> [ENTRIES SUPPLIED]
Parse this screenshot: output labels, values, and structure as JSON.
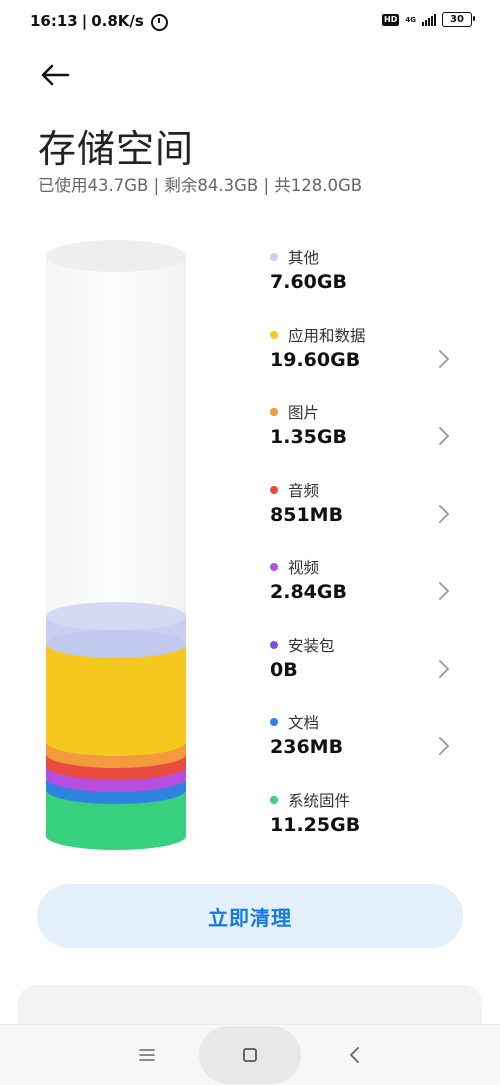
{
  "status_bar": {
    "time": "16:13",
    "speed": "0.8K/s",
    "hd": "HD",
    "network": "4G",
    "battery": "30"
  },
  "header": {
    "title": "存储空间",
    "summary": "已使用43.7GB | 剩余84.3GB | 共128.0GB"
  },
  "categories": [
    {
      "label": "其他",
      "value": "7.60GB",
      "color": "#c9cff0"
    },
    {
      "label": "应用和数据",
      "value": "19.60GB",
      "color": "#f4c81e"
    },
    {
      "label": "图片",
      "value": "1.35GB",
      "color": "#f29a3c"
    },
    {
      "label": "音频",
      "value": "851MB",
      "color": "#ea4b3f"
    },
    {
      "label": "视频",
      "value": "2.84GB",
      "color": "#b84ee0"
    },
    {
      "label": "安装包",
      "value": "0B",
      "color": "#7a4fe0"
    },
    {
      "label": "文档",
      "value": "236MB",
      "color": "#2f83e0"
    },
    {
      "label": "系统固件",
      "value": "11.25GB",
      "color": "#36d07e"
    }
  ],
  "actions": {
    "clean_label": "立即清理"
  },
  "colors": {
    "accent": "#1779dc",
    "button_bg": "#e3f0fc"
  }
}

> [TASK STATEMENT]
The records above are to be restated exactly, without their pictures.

> [FINISHED TASK]
Parse this screenshot: output labels, values, and structure as JSON.
{
  "status_bar": {
    "time": "16:13",
    "speed": "0.8K/s",
    "hd": "HD",
    "network": "4G",
    "battery": "30"
  },
  "header": {
    "title": "存储空间",
    "summary": "已使用43.7GB | 剩余84.3GB | 共128.0GB"
  },
  "categories": [
    {
      "label": "其他",
      "value": "7.60GB",
      "color": "#c9cff0"
    },
    {
      "label": "应用和数据",
      "value": "19.60GB",
      "color": "#f4c81e"
    },
    {
      "label": "图片",
      "value": "1.35GB",
      "color": "#f29a3c"
    },
    {
      "label": "音频",
      "value": "851MB",
      "color": "#ea4b3f"
    },
    {
      "label": "视频",
      "value": "2.84GB",
      "color": "#b84ee0"
    },
    {
      "label": "安装包",
      "value": "0B",
      "color": "#7a4fe0"
    },
    {
      "label": "文档",
      "value": "236MB",
      "color": "#2f83e0"
    },
    {
      "label": "系统固件",
      "value": "11.25GB",
      "color": "#36d07e"
    }
  ],
  "actions": {
    "clean_label": "立即清理"
  },
  "colors": {
    "accent": "#1779dc",
    "button_bg": "#e3f0fc"
  }
}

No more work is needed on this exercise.